:: Data supplied ::
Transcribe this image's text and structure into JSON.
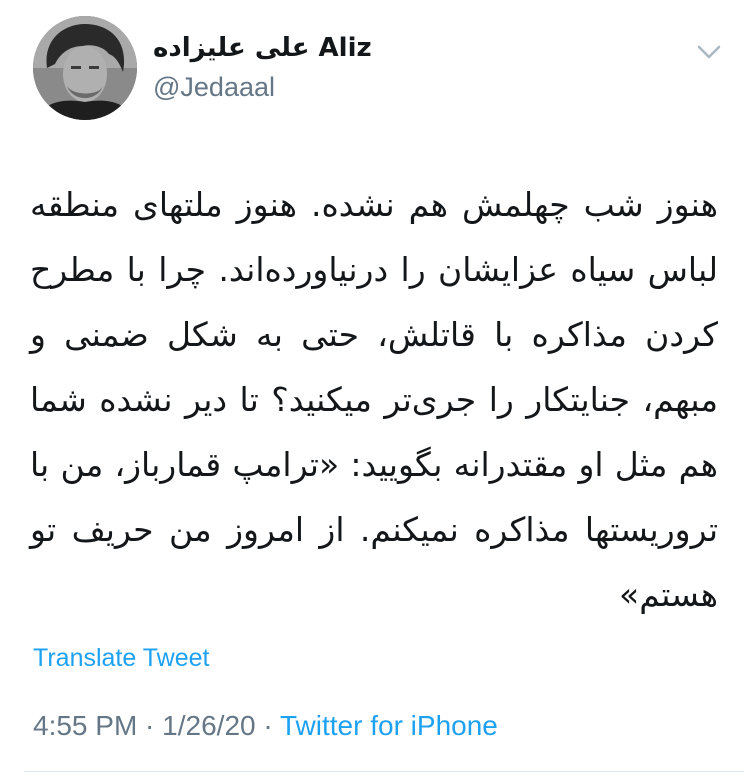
{
  "user": {
    "display_name": "علی علیزاده Aliz",
    "handle": "@Jedaaal"
  },
  "tweet": {
    "text": "هنوز شب چهلمش هم نشده. هنوز ملتهای منطقه لباس سیاه عزایشان را درنیاورده‌اند. چرا با مطرح کردن مذاکره با قاتلش، حتی به شکل ضمنی و مبهم، جنایتکار را جری‌تر میکنید؟ تا دیر نشده شما هم مثل او مقتدرانه بگویید: «ترامپ قمارباز، من با تروریستها مذاکره نمیکنم. از امروز من حریف تو هستم»",
    "translate_label": "Translate Tweet",
    "time": "4:55 PM",
    "date": "1/26/20",
    "separator": " · ",
    "source": "Twitter for iPhone"
  },
  "icons": {
    "menu": "chevron-down-icon",
    "avatar": "user-avatar"
  },
  "colors": {
    "accent": "#1da1f2",
    "secondary_text": "#657786",
    "primary_text": "#14171a",
    "divider": "#e1e8ed"
  }
}
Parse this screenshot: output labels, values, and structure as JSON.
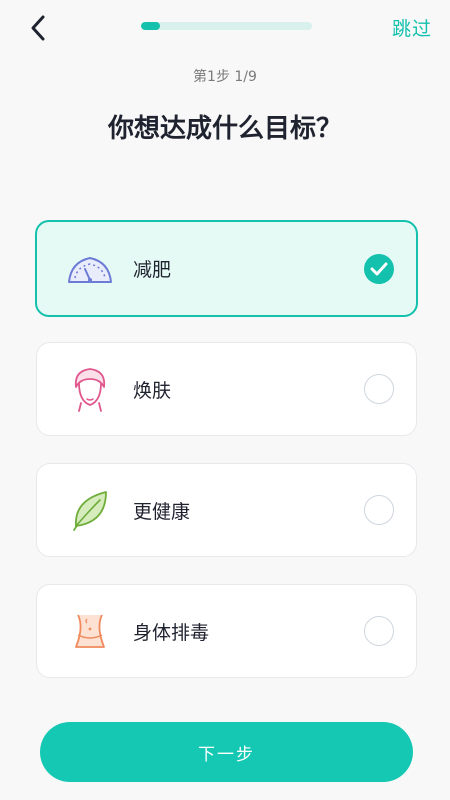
{
  "header": {
    "back_icon": "chevron-left-icon",
    "progress": 0.111,
    "skip_label": "跳过"
  },
  "step_text": "第1步  1/9",
  "title": "你想达成什么目标？",
  "options": [
    {
      "label": "减肥",
      "icon": "scale-icon",
      "selected": true
    },
    {
      "label": "焕肤",
      "icon": "face-towel-icon",
      "selected": false
    },
    {
      "label": "更健康",
      "icon": "leaf-icon",
      "selected": false
    },
    {
      "label": "身体排毒",
      "icon": "waist-icon",
      "selected": false
    }
  ],
  "next_label": "下一步",
  "colors": {
    "accent": "#14c1ad",
    "selected_bg": "#e6faf5",
    "text": "#1f2330"
  }
}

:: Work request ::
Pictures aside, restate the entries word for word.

:: Answer space ::
Transcribe this image's text and structure into JSON.
{
  "user": {
    "display_name": "علی علیزاده Aliz",
    "handle": "@Jedaaal"
  },
  "tweet": {
    "text": "هنوز شب چهلمش هم نشده. هنوز ملتهای منطقه لباس سیاه عزایشان را درنیاورده‌اند. چرا با مطرح کردن مذاکره با قاتلش، حتی به شکل ضمنی و مبهم، جنایتکار را جری‌تر میکنید؟ تا دیر نشده شما هم مثل او مقتدرانه بگویید: «ترامپ قمارباز، من با تروریستها مذاکره نمیکنم. از امروز من حریف تو هستم»",
    "translate_label": "Translate Tweet",
    "time": "4:55 PM",
    "date": "1/26/20",
    "separator": " · ",
    "source": "Twitter for iPhone"
  },
  "icons": {
    "menu": "chevron-down-icon",
    "avatar": "user-avatar"
  },
  "colors": {
    "accent": "#1da1f2",
    "secondary_text": "#657786",
    "primary_text": "#14171a",
    "divider": "#e1e8ed"
  }
}
Parse this screenshot: output labels, values, and structure as JSON.
{
  "header": {
    "back_icon": "chevron-left-icon",
    "progress": 0.111,
    "skip_label": "跳过"
  },
  "step_text": "第1步  1/9",
  "title": "你想达成什么目标？",
  "options": [
    {
      "label": "减肥",
      "icon": "scale-icon",
      "selected": true
    },
    {
      "label": "焕肤",
      "icon": "face-towel-icon",
      "selected": false
    },
    {
      "label": "更健康",
      "icon": "leaf-icon",
      "selected": false
    },
    {
      "label": "身体排毒",
      "icon": "waist-icon",
      "selected": false
    }
  ],
  "next_label": "下一步",
  "colors": {
    "accent": "#14c1ad",
    "selected_bg": "#e6faf5",
    "text": "#1f2330"
  }
}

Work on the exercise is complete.